Below are entries; work out how many of their lines hold "timestamp", giving only that number.
::: Data supplied :::
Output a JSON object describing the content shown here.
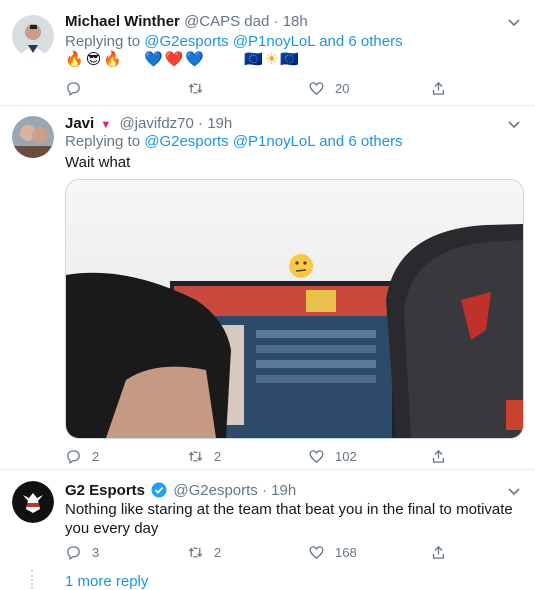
{
  "tweets": [
    {
      "name": "Michael Winther",
      "handle": "@CAPS dad",
      "dot": "·",
      "time": "18h",
      "replying_prefix": "Replying to",
      "replying_to": "@G2esports @P1noyLoL",
      "replying_suffix": "and 6 others",
      "emojis": [
        "🔥",
        "😎",
        "🔥",
        "💙",
        "❤️",
        "💙",
        "🇪🇺",
        "☀",
        "🇪🇺"
      ],
      "reply_count": "",
      "retweet_count": "",
      "like_count": "20"
    },
    {
      "name": "Javi",
      "badge": "▼",
      "handle": "@javifdz70",
      "dot": "·",
      "time": "19h",
      "replying_prefix": "Replying to",
      "replying_to": "@G2esports @P1noyLoL",
      "replying_suffix": "and 6 others",
      "text": "Wait what",
      "reply_count": "2",
      "retweet_count": "2",
      "like_count": "102"
    },
    {
      "name": "G2 Esports",
      "handle": "@G2esports",
      "dot": "·",
      "time": "19h",
      "text": "Nothing like staring at the team that beat you in the final to motivate you every day",
      "reply_count": "3",
      "retweet_count": "2",
      "like_count": "168"
    }
  ],
  "more_reply": "1 more reply",
  "colors": {
    "link": "#1b95e0",
    "muted": "#657786",
    "border": "#e6ecf0",
    "verified": "#1da1f2",
    "badge": "#e0245e"
  }
}
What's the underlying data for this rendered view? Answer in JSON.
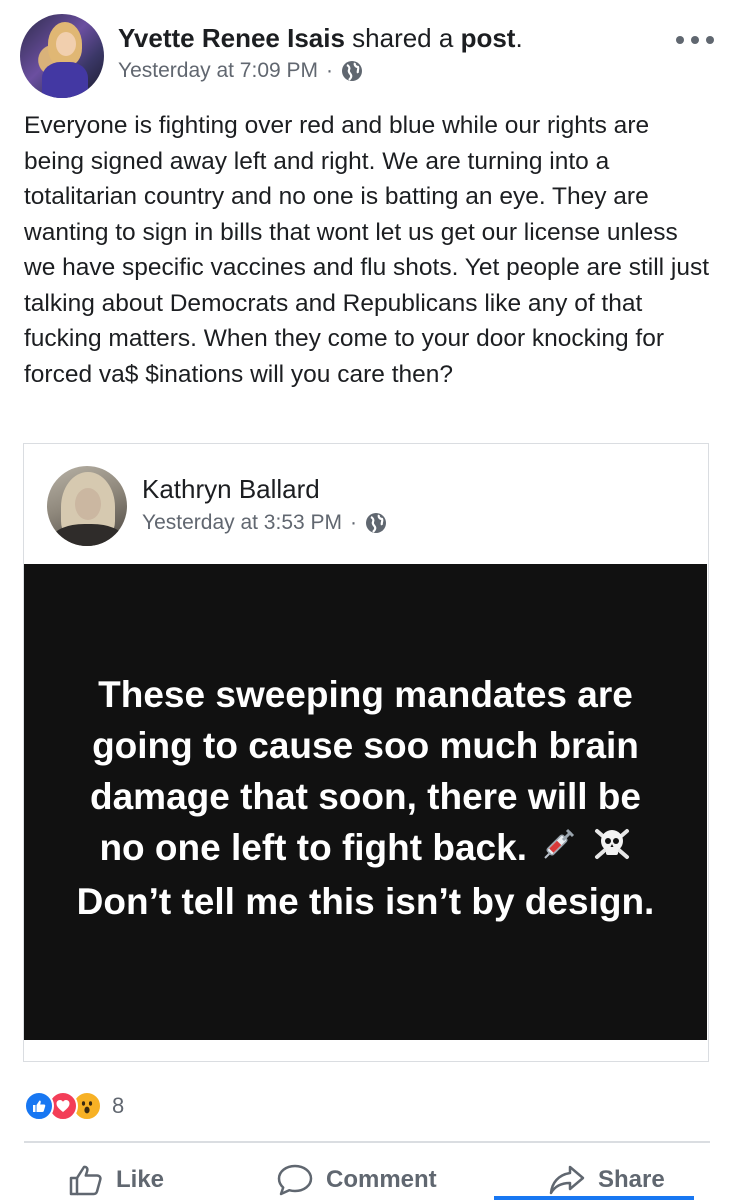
{
  "post": {
    "author_name": "Yvette Renee Isais",
    "shared_text": " shared a ",
    "post_link": "post",
    "post_link_suffix": ".",
    "timestamp": "Yesterday at 7:09 PM",
    "dot": "·",
    "audience_icon": "globe-icon",
    "caption": "Everyone is fighting over red and blue while our rights are being signed away left and right. We are turning into a totalitarian country and no one is batting an eye. They are wanting to sign in bills that wont let us get our license unless we have specific vaccines and flu shots. Yet people are still just talking about Democrats and Republicans like any of that fucking matters. When they come to your door knocking for forced va$ $inations will you care then?"
  },
  "shared_post": {
    "author_name": "Kathryn Ballard",
    "timestamp": "Yesterday at 3:53 PM",
    "dot": "·",
    "audience_icon": "globe-icon",
    "image_text_1": "These sweeping mandates are going to cause soo much brain damage that soon, there will be no one left to fight back.",
    "emoji_icons": [
      "syringe-icon",
      "skull-crossbones-icon"
    ],
    "image_text_2": "Don’t tell me this isn’t by design."
  },
  "reactions": {
    "icons": [
      "like-reaction",
      "love-reaction",
      "wow-reaction"
    ],
    "count": "8"
  },
  "actions": {
    "like_label": "Like",
    "comment_label": "Comment",
    "share_label": "Share"
  },
  "colors": {
    "accent": "#1877f2",
    "love": "#f33e58",
    "wow": "#f7b125",
    "secondary_text": "#616770",
    "image_background": "#111111"
  }
}
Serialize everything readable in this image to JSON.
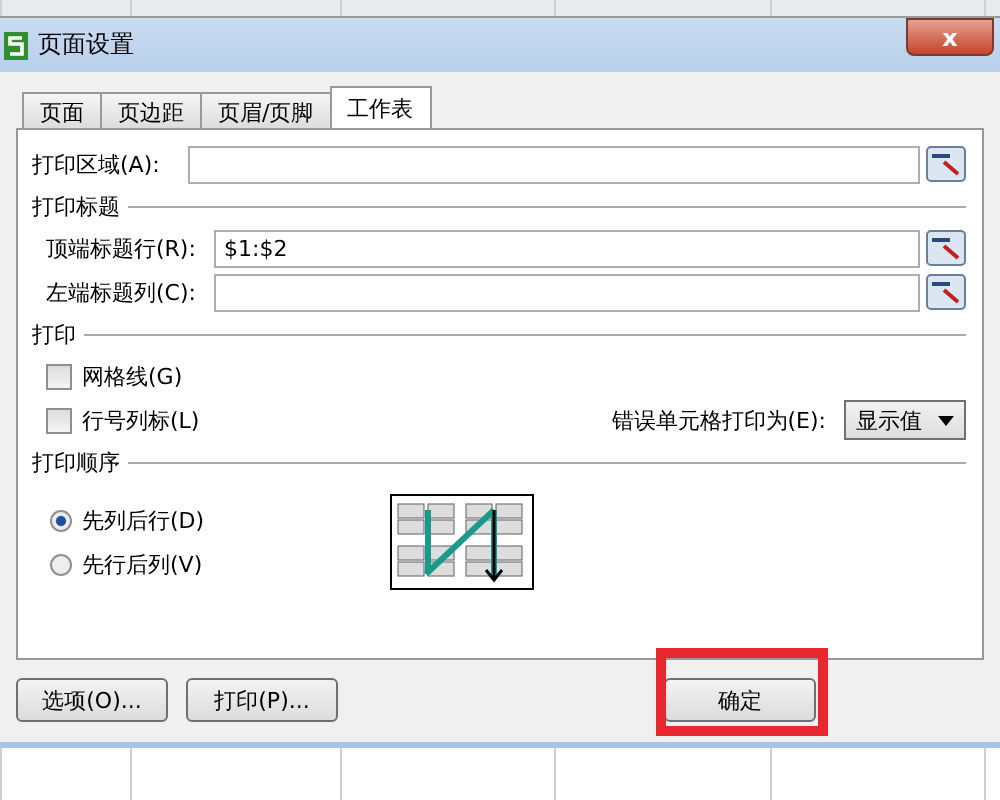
{
  "window": {
    "title": "页面设置",
    "close": "x"
  },
  "tabs": [
    {
      "label": "页面",
      "selected": false
    },
    {
      "label": "页边距",
      "selected": false
    },
    {
      "label": "页眉/页脚",
      "selected": false
    },
    {
      "label": "工作表",
      "selected": true
    }
  ],
  "print_area": {
    "label": "打印区域(A):"
  },
  "print_titles": {
    "heading": "打印标题",
    "fields": [
      {
        "label": "顶端标题行(R):",
        "value": "$1:$2"
      },
      {
        "label": "左端标题列(C):"
      }
    ]
  },
  "print": {
    "heading": "打印",
    "checkboxes": [
      {
        "label": "网格线(G)",
        "checked": false
      },
      {
        "label": "行号列标(L)",
        "checked": false
      }
    ],
    "errors_label": "错误单元格打印为(E):",
    "errors_value": "显示值"
  },
  "print_order": {
    "heading": "打印顺序",
    "options": [
      {
        "label": "先列后行(D)",
        "selected": true
      },
      {
        "label": "先行后列(V)",
        "selected": false
      }
    ]
  },
  "buttons": [
    {
      "label": "选项(O)...",
      "highlighted": false
    },
    {
      "label": "打印(P)...",
      "highlighted": false
    },
    {
      "label": "确定",
      "highlighted": true
    }
  ]
}
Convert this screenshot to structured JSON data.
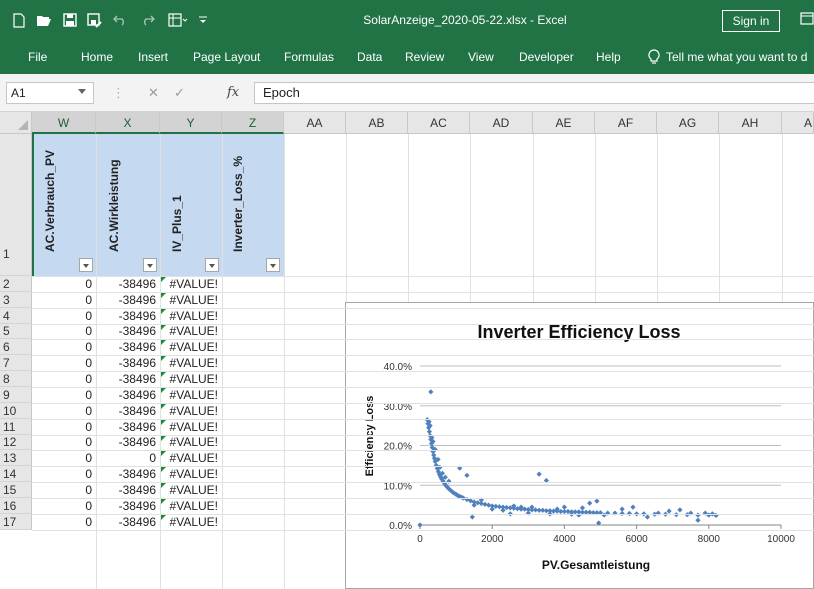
{
  "titlebar": {
    "document_title": "SolarAnzeige_2020-05-22.xlsx - Excel",
    "sign_in_label": "Sign in",
    "quick_access_icons": [
      "new-document-icon",
      "open-folder-icon",
      "save-icon",
      "save-as-icon",
      "undo-icon",
      "redo-icon",
      "form-icon",
      "customize-qat-icon"
    ],
    "colors": {
      "excel_green": "#217346"
    }
  },
  "ribbon": {
    "tabs": [
      "File",
      "Home",
      "Insert",
      "Page Layout",
      "Formulas",
      "Data",
      "Review",
      "View",
      "Developer",
      "Help"
    ],
    "tell_me": "Tell me what you want to d"
  },
  "formula_bar": {
    "name_box": "A1",
    "fx_label": "fx",
    "content": "Epoch"
  },
  "sheet": {
    "columns": [
      "W",
      "X",
      "Y",
      "Z",
      "AA",
      "AB",
      "AC",
      "AD",
      "AE",
      "AF",
      "AG",
      "AH",
      "A"
    ],
    "selected_columns": [
      "W",
      "X",
      "Y",
      "Z"
    ],
    "header_row": {
      "row_number": "1",
      "cells": [
        "AC.Verbrauch_PV",
        "AC.Wirkleistung",
        "IV_Plus_1",
        "Inverter_Loss_%"
      ]
    },
    "rows": [
      {
        "n": "2",
        "w": "0",
        "x": "-38496",
        "y": "#VALUE!"
      },
      {
        "n": "3",
        "w": "0",
        "x": "-38496",
        "y": "#VALUE!"
      },
      {
        "n": "4",
        "w": "0",
        "x": "-38496",
        "y": "#VALUE!"
      },
      {
        "n": "5",
        "w": "0",
        "x": "-38496",
        "y": "#VALUE!"
      },
      {
        "n": "6",
        "w": "0",
        "x": "-38496",
        "y": "#VALUE!"
      },
      {
        "n": "7",
        "w": "0",
        "x": "-38496",
        "y": "#VALUE!"
      },
      {
        "n": "8",
        "w": "0",
        "x": "-38496",
        "y": "#VALUE!"
      },
      {
        "n": "9",
        "w": "0",
        "x": "-38496",
        "y": "#VALUE!"
      },
      {
        "n": "10",
        "w": "0",
        "x": "-38496",
        "y": "#VALUE!"
      },
      {
        "n": "11",
        "w": "0",
        "x": "-38496",
        "y": "#VALUE!"
      },
      {
        "n": "12",
        "w": "0",
        "x": "-38496",
        "y": "#VALUE!"
      },
      {
        "n": "13",
        "w": "0",
        "x": "0",
        "y": "#VALUE!"
      },
      {
        "n": "14",
        "w": "0",
        "x": "-38496",
        "y": "#VALUE!"
      },
      {
        "n": "15",
        "w": "0",
        "x": "-38496",
        "y": "#VALUE!"
      },
      {
        "n": "16",
        "w": "0",
        "x": "-38496",
        "y": "#VALUE!"
      },
      {
        "n": "17",
        "w": "0",
        "x": "-38496",
        "y": "#VALUE!"
      }
    ]
  },
  "chart_data": {
    "type": "scatter",
    "title": "Inverter Efficiency Loss",
    "xlabel": "PV.Gesamtleistung",
    "ylabel": "Efficiency Loss",
    "xlim": [
      0,
      10000
    ],
    "ylim": [
      0,
      0.4
    ],
    "x_ticks": [
      "0",
      "2000",
      "4000",
      "6000",
      "8000",
      "10000"
    ],
    "y_ticks": [
      "0.0%",
      "10.0%",
      "20.0%",
      "30.0%",
      "40.0%"
    ],
    "grid": "horizontal",
    "marker": "diamond",
    "marker_color": "#4f81bd",
    "series": [
      {
        "points": [
          [
            0,
            0.0
          ],
          [
            200,
            0.265
          ],
          [
            220,
            0.255
          ],
          [
            240,
            0.245
          ],
          [
            260,
            0.235
          ],
          [
            280,
            0.225
          ],
          [
            300,
            0.215
          ],
          [
            320,
            0.205
          ],
          [
            340,
            0.195
          ],
          [
            360,
            0.185
          ],
          [
            380,
            0.176
          ],
          [
            400,
            0.168
          ],
          [
            420,
            0.16
          ],
          [
            450,
            0.15
          ],
          [
            480,
            0.142
          ],
          [
            510,
            0.134
          ],
          [
            540,
            0.127
          ],
          [
            570,
            0.121
          ],
          [
            600,
            0.116
          ],
          [
            640,
            0.11
          ],
          [
            680,
            0.104
          ],
          [
            720,
            0.099
          ],
          [
            760,
            0.095
          ],
          [
            800,
            0.091
          ],
          [
            850,
            0.087
          ],
          [
            900,
            0.083
          ],
          [
            950,
            0.08
          ],
          [
            1000,
            0.077
          ],
          [
            1050,
            0.074
          ],
          [
            1100,
            0.072
          ],
          [
            1150,
            0.07
          ],
          [
            1200,
            0.068
          ],
          [
            1300,
            0.064
          ],
          [
            1400,
            0.061
          ],
          [
            1500,
            0.058
          ],
          [
            1600,
            0.056
          ],
          [
            1700,
            0.054
          ],
          [
            1800,
            0.052
          ],
          [
            1900,
            0.05
          ],
          [
            2000,
            0.048
          ],
          [
            2100,
            0.047
          ],
          [
            2200,
            0.046
          ],
          [
            2300,
            0.045
          ],
          [
            2400,
            0.044
          ],
          [
            2500,
            0.043
          ],
          [
            2600,
            0.042
          ],
          [
            2700,
            0.041
          ],
          [
            2800,
            0.04
          ],
          [
            2900,
            0.04
          ],
          [
            3000,
            0.039
          ],
          [
            3100,
            0.038
          ],
          [
            3200,
            0.038
          ],
          [
            3300,
            0.037
          ],
          [
            3400,
            0.037
          ],
          [
            3500,
            0.036
          ],
          [
            3600,
            0.036
          ],
          [
            3700,
            0.035
          ],
          [
            3800,
            0.035
          ],
          [
            3900,
            0.034
          ],
          [
            4000,
            0.034
          ],
          [
            4100,
            0.034
          ],
          [
            4200,
            0.033
          ],
          [
            4300,
            0.033
          ],
          [
            4400,
            0.033
          ],
          [
            4500,
            0.032
          ],
          [
            4600,
            0.032
          ],
          [
            4700,
            0.032
          ],
          [
            4800,
            0.031
          ],
          [
            4900,
            0.031
          ],
          [
            5000,
            0.031
          ],
          [
            5200,
            0.03
          ],
          [
            5400,
            0.03
          ],
          [
            5600,
            0.029
          ],
          [
            5800,
            0.029
          ],
          [
            6000,
            0.028
          ],
          [
            6200,
            0.028
          ],
          [
            6500,
            0.027
          ],
          [
            6800,
            0.027
          ],
          [
            7100,
            0.026
          ],
          [
            7400,
            0.026
          ],
          [
            7700,
            0.025
          ],
          [
            8000,
            0.025
          ],
          [
            8200,
            0.024
          ],
          [
            300,
            0.335
          ],
          [
            250,
            0.26
          ],
          [
            280,
            0.25
          ],
          [
            330,
            0.22
          ],
          [
            360,
            0.21
          ],
          [
            420,
            0.19
          ],
          [
            500,
            0.165
          ],
          [
            550,
            0.145
          ],
          [
            620,
            0.13
          ],
          [
            700,
            0.12
          ],
          [
            800,
            0.11
          ],
          [
            1100,
            0.143
          ],
          [
            1300,
            0.125
          ],
          [
            1500,
            0.05
          ],
          [
            1450,
            0.02
          ],
          [
            1700,
            0.063
          ],
          [
            2000,
            0.04
          ],
          [
            2300,
            0.037
          ],
          [
            2600,
            0.048
          ],
          [
            3000,
            0.03
          ],
          [
            3300,
            0.128
          ],
          [
            3500,
            0.112
          ],
          [
            3800,
            0.04
          ],
          [
            4200,
            0.027
          ],
          [
            4500,
            0.043
          ],
          [
            4700,
            0.055
          ],
          [
            4900,
            0.06
          ],
          [
            4950,
            0.005
          ],
          [
            5100,
            0.025
          ],
          [
            5600,
            0.04
          ],
          [
            5900,
            0.045
          ],
          [
            6300,
            0.02
          ],
          [
            6600,
            0.03
          ],
          [
            6900,
            0.035
          ],
          [
            7200,
            0.038
          ],
          [
            7500,
            0.03
          ],
          [
            7700,
            0.012
          ],
          [
            7900,
            0.03
          ],
          [
            8100,
            0.028
          ],
          [
            2500,
            0.028
          ],
          [
            2800,
            0.045
          ],
          [
            3100,
            0.045
          ],
          [
            3600,
            0.028
          ],
          [
            4000,
            0.045
          ],
          [
            4400,
            0.025
          ]
        ]
      }
    ]
  }
}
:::
◆ Solution to this exercise ◆
2